Now an Ottawa newspaper says Gretzky wants a one-way ticket to Toronto for reasons that include McNall’s promise to his father that he be the highest paid player in hockey. Last September Mario Lemieux signed a seven-year, $42-million contract while Gretzky is still making car payments on the Rolls from his $3-million salary.
“We’ve talked at length, but I’ve got to force Wayne’s hand at the end of the playoffs,” McNall said in an interview. “I talked to Wayne last summer, but he didn’t think he had done the job. He equated the job with this” – McNall gestured toward the ice – “and not his other job, filling the building. Wayne is sensitive to the fact that I’m in a building that doesn’t generate a lot of revenues. This summer, I’ll change his deal.
“There’s nothing else. I don’t know how these things get started, but then, that’s Mon-re-al.”
OK. That’s one version. But again faced with the chance to kneecap the story, Gretzky went limp.
“It’s very unfortunate that it happened at this time,” Gretzky said after the Kings’ morning skate before Game 3. “This probably is the most fun I’ve had in hockey for a long time.
“I have a pretty good relationship with Mr. McNall. I have an excellent relationship with Barry (Melrose, the Kings coach) and Cap (Raeder, an assistant).”
We interrupt this Q&A to merely underscore the difference. Excellent: Melrose and Raeder. Pretty good: McNall. Considering Gretzky and McNall are also business partners in horses, collectibles and the Toronto Argonauts, pretty good hardly sounds real good. Now back to the story.
“What needs to be discussed between me and the Kings will happen after the season is over,” Gretzky said. “There’s nothing really to be made of it. Obviously some things have to be worked out. They’re not very major problems by any means.”
Gretzky said McNall volunteered three months ago to make good on his word, but His Greatness said it wasn’t time to negotiate a contract.
“Especially now in the playoffs,” Gretzky said. “When the season’s over, we’ll sit down and get things done. My concern is winning a championship. Anything less than 100 per cent focus on that is crazy.”

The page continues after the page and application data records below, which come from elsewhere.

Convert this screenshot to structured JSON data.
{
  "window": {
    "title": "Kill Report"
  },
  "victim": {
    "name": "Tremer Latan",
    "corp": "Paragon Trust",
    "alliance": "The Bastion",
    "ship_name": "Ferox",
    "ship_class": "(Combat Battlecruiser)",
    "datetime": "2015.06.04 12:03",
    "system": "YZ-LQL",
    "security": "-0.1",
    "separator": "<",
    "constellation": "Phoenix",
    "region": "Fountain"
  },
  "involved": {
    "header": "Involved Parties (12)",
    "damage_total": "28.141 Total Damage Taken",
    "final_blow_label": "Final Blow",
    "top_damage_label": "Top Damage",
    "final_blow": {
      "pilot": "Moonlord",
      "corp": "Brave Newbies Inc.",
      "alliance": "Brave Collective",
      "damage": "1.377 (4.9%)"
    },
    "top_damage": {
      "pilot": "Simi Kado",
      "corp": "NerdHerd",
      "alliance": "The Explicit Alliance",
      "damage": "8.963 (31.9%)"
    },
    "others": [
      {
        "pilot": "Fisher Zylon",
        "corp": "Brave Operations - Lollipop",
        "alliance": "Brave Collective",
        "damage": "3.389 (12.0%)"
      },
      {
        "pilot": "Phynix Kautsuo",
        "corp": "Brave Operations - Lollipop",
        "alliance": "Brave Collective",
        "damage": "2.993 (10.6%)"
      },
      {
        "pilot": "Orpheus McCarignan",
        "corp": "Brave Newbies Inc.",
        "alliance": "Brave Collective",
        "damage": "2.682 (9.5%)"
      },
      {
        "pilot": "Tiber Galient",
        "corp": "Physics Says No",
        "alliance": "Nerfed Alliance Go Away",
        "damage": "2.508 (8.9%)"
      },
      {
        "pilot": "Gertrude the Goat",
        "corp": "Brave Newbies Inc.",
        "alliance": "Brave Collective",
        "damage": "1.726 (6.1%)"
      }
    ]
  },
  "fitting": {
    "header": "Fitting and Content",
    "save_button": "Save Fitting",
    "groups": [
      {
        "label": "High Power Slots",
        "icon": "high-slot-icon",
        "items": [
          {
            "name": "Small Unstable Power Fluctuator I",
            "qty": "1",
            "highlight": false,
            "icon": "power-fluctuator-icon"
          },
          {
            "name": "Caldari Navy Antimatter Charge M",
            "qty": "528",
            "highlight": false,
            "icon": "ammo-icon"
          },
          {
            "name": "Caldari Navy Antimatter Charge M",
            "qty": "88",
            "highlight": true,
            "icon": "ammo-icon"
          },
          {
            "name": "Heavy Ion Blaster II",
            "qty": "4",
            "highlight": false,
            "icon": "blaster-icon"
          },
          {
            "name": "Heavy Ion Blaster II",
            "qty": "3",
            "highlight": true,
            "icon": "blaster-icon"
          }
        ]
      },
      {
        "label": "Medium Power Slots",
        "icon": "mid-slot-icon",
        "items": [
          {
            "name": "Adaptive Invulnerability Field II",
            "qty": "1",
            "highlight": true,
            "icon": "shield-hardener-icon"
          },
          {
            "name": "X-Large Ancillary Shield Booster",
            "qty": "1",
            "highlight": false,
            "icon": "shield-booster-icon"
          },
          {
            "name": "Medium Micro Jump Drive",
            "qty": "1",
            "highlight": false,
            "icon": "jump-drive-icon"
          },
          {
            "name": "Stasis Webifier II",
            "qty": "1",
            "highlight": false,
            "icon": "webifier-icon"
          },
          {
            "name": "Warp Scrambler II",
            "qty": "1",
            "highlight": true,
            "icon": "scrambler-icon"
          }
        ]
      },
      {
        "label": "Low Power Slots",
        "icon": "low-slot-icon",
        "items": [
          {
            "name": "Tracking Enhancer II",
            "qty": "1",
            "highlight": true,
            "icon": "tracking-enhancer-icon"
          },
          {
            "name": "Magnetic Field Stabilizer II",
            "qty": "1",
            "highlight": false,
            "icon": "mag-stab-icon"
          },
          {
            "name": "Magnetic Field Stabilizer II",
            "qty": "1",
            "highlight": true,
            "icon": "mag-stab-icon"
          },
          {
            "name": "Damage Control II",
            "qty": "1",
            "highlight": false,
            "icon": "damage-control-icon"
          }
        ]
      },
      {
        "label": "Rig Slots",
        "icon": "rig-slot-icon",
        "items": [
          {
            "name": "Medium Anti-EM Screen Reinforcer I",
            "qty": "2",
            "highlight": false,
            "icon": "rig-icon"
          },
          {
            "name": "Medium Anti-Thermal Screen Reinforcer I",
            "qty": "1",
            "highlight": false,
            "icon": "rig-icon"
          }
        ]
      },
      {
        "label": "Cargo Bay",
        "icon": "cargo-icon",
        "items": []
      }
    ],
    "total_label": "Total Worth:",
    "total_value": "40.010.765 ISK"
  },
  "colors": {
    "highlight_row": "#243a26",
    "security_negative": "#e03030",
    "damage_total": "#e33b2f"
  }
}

The Kings first learned about the story Friday before they left Montreal. Other than McNall’s comments before the game, the response has been non-existent – unless you count the shrugs.
“Totally false,” Melrose said.
“I told Wayne if he’s spreading rumors, Toronto is the last place he should go.” Melrose was smiling. “They’re the most defensive team in the league, and they wouldn’t fit his style.
“Wayne’s been through so much as a player. There were the stories he was going to quit because of his back and then the stuff at the All-Star game. We’re a high-profile team, and we’re going to get a lot of media writing about us. Wayne and I just had a laugh about it.”
Gretzky said his father understands his hockey career has to take him from the family’s Ontario home and in his most vehement part of his non-denial denial, he said he likes raising his children in Los Angeles because they face less pressure than they would “in Edmonton, Toronto, Montreal or real hockey cities.” “That,” Gretzky said, “has been the easiest and best part of the whole trade (from Edmonton.)”
Gretzky did not mention what was in second place, but the impression he gave in this snapshot of a moment was that the list of benefits did not exactly read like a Russian novel.
Will you finish your career in Los Angeles?
“I hope so,” Gretzky said.